A cathedral-like termite mound in Wasur National Park
Sea Gypsy children revelling in the ocean that is their playground.
Sea Gypsy village
For the cheerful, fun-loving people of a 'Sea Gypsy' village in Komodo archipelago life goes on very much as it has done for centuries.
Lamima combines the great traditions of fine Sulawesi tall-ships with the exquisite luxury of the best 5-star service.
It takes most of Lamima's 19-strong crew to hoist the ship's 1277 square metres of sail.
A lone sailing ship skips across the fearsomely churning currents of the Komodo archipelago.
An astounding level of attention was devoted to every detail of Lamima's rigging.
The existence of komodo dragons on little Padar Island has been doubted but the otherwise deserted beaches show clear signs of a large population of dragons.
Lamima was launched in 2014 and is the biggest phinisi ever built in Indonesia.
With its ever-changing light the Komodo Islands must surely be one of the world’s most beautiful and dramatically mysterious landscapes.
The Komodo Islands must be one of the world’s most dramatically mysterious landscapes and the most exciting and timeless way to explore this chain of wild islands is onboard a classic Indonesian phinisi.
A voyage on one of Indonesia’s growing fleet of luxury phinisis is like a stay at an exclusive 5-star boutique resort…but a resort where the view is never the same from one hour to the next.
Pak Asrial Rajo Batuah stands proudly in front of the beautiful Rumah Gadang (in Minangkabau 'big house') that he built in his West Sumatra hometown. Minangkabau architecture - typical of West Sumatra - is instantly recognisable for the sweeping buffalo horn roof and for its beautifully intricate exterior paintwork.
The highland forests of Sumatra’s Kerinci Seblat National Park boasts more tigers than all of Thailand, Cambodia, Laos and Vietnam together. This mountainous wilderness is one of the most densely-populated tiger reserves in the world.
If you take time to stop and explore the jungle can reveal some unexpectedly enthralling hidden gems.
The isolated forests around Danau Gunung Tujuh are home to gibbons, tapirs, deer, bears and even tigers. Take time to explore the undergrowth in more depth and even the little things can seem fascinating.
Rays of light cut through the cathedral like canopy on the forested slope of Gunung Tujuh.
Gunung Tujuh camping
A camping trip on Danau Gunung Tujuh is one of Sumatra's most popular wilderness trips.
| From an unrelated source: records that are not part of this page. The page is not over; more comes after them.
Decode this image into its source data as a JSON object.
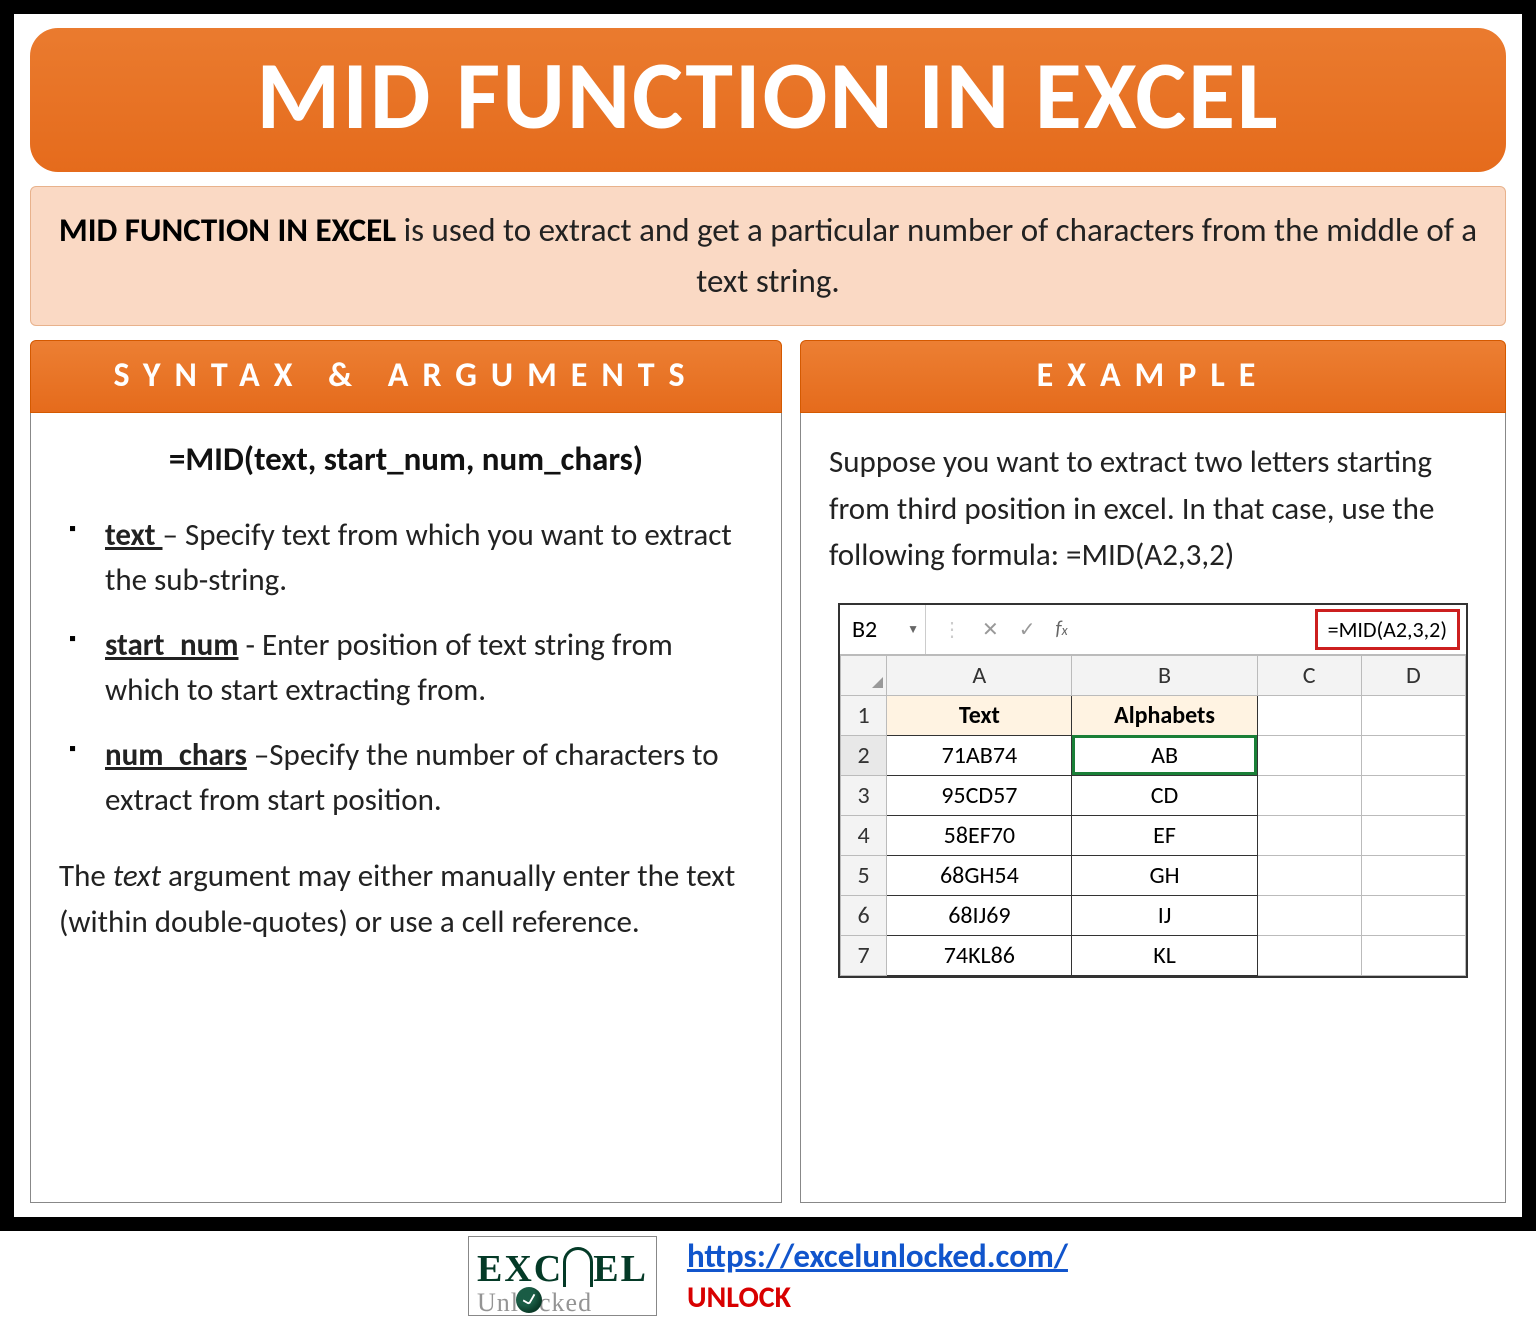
{
  "title": "MID FUNCTION IN EXCEL",
  "intro": {
    "lead": "MID FUNCTION IN EXCEL",
    "rest": " is used to extract and get a particular number of characters from the middle of a text string."
  },
  "headers": {
    "syntax": "SYNTAX & ARGUMENTS",
    "example": "EXAMPLE"
  },
  "syntax": {
    "formula": "=MID(text, start_num, num_chars)",
    "args": [
      {
        "name": "text ",
        "desc": "– Specify text from which you want to extract the sub-string."
      },
      {
        "name": "start_num",
        "desc": " - Enter position of text string from which to start extracting from."
      },
      {
        "name": "num_chars",
        "desc": " –Specify the number of characters to extract from start position."
      }
    ],
    "note_pre": "The ",
    "note_ital": "text",
    "note_post": " argument may either manually enter the text (within double-quotes) or use a cell reference."
  },
  "example": {
    "text": "Suppose you want to extract two letters starting from third position in excel. In that case, use the following formula: =MID(A2,3,2)",
    "namebox": "B2",
    "formula_display": "=MID(A2,3,2)",
    "col_headers": [
      "A",
      "B",
      "C",
      "D"
    ],
    "row_headers": [
      "1",
      "2",
      "3",
      "4",
      "5",
      "6",
      "7"
    ],
    "table_titles": {
      "a": "Text",
      "b": "Alphabets"
    },
    "rows": [
      {
        "a": "71AB74",
        "b": "AB"
      },
      {
        "a": "95CD57",
        "b": "CD"
      },
      {
        "a": "58EF70",
        "b": "EF"
      },
      {
        "a": "68GH54",
        "b": "GH"
      },
      {
        "a": "68IJ69",
        "b": "IJ"
      },
      {
        "a": "74KL86",
        "b": "KL"
      }
    ]
  },
  "footer": {
    "logo_top": "EXC   EL",
    "logo_bottom": "Unl   cked",
    "url": "https://excelunlocked.com/",
    "tag": "UNLOCK"
  }
}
Recent studies have shown that there might be less than 500 Sumatran tigers left in the wild, with the majority of them living in the forests of Kerinci Seblat National Park. Fauna & Flora International (www.fauna-flora.org) are fighting to save Indonesia’s noblest creature and the habitat in which he lives. (This image taken in Bukittinggi Zoo, West Sumatra).
Horse-trekking from Menjangan Resort provides one of the most exciting ways to explore West Bali National Park.
West Bali National Park
A jetty creeps out into the waters of West Bali National Park from the Bali starling rehabilitation centre at Brumbun Bay.
Bali National Park Temple
Temple guardian at a remote temple in West Bali National Park.
Sambar deer enjoy the peace of dawn on a beach in West Bali National Park. Java's Ijen volcano smoulders on the horizon.
Sambar deer enjoy the peace of dawn on a beach in West Bali National Park
West Bali Sunset
A fishing boat sets sail at dawn along the shoreline of West Bali National Park.
There is no official accommodation at the Brumbun Bay ranger station but a simple shack and a campfire are paradise here. Java's Ijen Volcano smoulders on the horizon.